• [Task] Lift every line from the entries that includes the word "category".

• [Records provided]
#####

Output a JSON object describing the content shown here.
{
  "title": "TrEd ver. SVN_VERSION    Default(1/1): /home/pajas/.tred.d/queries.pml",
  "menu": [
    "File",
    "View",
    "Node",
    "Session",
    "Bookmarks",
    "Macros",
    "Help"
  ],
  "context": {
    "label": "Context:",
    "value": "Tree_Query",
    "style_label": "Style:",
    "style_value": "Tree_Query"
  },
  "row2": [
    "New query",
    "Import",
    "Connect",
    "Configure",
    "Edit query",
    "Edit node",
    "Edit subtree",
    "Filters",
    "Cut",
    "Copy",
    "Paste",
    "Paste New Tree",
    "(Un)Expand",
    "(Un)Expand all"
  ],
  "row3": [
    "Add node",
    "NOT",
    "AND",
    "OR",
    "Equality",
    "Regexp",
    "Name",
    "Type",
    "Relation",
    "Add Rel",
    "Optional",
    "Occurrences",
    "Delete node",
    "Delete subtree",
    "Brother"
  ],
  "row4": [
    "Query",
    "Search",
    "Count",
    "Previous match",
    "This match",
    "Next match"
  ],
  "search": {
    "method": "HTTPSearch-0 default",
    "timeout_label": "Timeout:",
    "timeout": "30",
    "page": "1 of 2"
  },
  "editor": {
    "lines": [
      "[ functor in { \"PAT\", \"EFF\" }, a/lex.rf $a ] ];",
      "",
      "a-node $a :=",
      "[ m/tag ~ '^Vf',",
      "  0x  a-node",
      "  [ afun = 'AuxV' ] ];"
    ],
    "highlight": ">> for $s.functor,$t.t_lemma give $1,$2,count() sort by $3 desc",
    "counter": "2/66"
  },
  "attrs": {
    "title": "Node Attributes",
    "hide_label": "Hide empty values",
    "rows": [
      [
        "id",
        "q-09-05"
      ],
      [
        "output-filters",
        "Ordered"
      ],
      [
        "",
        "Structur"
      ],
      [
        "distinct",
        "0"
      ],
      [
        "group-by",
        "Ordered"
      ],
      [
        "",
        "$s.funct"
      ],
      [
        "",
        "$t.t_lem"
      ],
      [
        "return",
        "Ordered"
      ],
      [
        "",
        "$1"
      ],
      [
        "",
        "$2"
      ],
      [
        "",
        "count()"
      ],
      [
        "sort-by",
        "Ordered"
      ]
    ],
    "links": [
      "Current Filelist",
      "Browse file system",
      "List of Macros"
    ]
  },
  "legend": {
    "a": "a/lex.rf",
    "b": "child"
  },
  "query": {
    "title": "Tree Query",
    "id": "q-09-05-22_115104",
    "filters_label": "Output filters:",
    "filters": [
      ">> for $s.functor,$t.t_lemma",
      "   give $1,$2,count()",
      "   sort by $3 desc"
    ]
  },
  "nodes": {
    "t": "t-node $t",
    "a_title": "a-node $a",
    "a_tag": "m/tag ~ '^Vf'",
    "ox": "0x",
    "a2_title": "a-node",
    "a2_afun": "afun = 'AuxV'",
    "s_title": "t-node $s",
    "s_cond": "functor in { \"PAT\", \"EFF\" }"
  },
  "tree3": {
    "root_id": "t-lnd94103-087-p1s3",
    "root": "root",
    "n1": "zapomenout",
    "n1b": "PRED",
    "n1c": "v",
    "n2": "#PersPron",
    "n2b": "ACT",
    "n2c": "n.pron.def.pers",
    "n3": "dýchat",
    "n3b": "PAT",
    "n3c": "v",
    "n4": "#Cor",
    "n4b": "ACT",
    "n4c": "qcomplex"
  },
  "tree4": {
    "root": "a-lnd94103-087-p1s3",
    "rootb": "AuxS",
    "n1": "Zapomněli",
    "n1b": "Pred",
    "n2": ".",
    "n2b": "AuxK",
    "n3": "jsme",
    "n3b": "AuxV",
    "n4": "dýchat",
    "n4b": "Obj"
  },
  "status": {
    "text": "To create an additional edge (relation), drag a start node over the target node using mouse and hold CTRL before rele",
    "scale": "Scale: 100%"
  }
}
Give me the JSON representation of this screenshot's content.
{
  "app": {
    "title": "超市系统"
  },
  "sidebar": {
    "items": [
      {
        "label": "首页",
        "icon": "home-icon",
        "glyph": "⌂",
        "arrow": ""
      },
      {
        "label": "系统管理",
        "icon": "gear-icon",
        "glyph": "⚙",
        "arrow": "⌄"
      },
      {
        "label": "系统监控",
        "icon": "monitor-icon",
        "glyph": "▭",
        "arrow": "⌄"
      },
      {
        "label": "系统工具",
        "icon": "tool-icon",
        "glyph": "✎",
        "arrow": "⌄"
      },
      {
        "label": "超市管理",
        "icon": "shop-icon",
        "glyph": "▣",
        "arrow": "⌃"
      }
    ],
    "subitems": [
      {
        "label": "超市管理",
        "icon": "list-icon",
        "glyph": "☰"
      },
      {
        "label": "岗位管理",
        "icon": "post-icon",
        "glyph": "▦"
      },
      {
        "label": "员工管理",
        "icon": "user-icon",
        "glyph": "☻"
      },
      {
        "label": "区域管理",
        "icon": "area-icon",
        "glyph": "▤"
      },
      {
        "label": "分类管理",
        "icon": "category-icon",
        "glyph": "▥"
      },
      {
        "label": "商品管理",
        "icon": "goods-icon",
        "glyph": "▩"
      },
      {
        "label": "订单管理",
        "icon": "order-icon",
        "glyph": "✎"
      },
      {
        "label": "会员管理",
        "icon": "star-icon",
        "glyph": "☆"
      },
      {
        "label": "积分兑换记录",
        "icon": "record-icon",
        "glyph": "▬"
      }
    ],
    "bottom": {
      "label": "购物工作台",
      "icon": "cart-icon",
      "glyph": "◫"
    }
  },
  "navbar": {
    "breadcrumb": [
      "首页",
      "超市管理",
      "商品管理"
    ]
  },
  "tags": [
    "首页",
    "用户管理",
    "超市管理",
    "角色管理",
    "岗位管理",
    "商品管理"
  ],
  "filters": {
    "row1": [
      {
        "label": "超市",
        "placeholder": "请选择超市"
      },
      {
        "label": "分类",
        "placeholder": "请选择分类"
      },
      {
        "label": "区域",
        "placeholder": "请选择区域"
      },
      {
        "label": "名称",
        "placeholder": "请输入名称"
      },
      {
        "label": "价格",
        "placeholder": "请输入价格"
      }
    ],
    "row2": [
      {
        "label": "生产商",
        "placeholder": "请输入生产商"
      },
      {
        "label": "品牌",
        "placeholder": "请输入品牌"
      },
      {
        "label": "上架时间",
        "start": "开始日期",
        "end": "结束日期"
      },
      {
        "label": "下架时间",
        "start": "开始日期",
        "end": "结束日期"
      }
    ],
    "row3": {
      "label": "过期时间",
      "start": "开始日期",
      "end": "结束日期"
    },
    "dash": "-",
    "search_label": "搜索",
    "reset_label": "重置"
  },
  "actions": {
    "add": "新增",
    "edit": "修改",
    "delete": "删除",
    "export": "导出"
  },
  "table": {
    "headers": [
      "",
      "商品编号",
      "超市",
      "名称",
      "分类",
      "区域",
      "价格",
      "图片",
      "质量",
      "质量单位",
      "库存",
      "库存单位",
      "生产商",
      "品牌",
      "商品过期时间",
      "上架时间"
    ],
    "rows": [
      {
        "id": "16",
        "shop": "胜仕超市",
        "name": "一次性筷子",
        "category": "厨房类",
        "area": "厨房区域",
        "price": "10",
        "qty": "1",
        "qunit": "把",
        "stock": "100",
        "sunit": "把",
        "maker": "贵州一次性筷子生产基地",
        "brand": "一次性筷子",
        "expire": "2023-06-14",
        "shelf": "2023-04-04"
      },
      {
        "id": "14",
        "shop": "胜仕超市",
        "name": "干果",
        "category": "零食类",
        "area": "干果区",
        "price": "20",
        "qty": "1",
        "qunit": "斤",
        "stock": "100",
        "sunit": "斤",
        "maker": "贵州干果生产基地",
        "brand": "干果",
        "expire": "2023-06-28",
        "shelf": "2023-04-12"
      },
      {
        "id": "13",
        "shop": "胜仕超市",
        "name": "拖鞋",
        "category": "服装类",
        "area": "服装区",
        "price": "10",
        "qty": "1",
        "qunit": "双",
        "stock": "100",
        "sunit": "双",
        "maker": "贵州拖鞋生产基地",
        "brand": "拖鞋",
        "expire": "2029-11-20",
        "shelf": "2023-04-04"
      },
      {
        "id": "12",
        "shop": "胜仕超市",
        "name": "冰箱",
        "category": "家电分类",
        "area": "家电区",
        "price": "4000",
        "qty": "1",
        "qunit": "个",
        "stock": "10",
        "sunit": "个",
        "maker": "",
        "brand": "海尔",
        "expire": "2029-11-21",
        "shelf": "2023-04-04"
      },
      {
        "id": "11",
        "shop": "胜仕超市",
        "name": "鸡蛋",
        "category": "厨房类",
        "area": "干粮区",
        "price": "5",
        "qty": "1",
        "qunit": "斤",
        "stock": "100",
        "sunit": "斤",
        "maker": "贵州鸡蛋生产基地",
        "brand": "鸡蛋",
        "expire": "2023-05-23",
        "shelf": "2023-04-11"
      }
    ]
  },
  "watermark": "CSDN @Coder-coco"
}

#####

• [Solution for this exercise]
        "icon": "category-icon",
        "category": "厨房类",
        "category": "零食类",
        "category": "服装类",
        "category": "家电分类",
        "category": "厨房类",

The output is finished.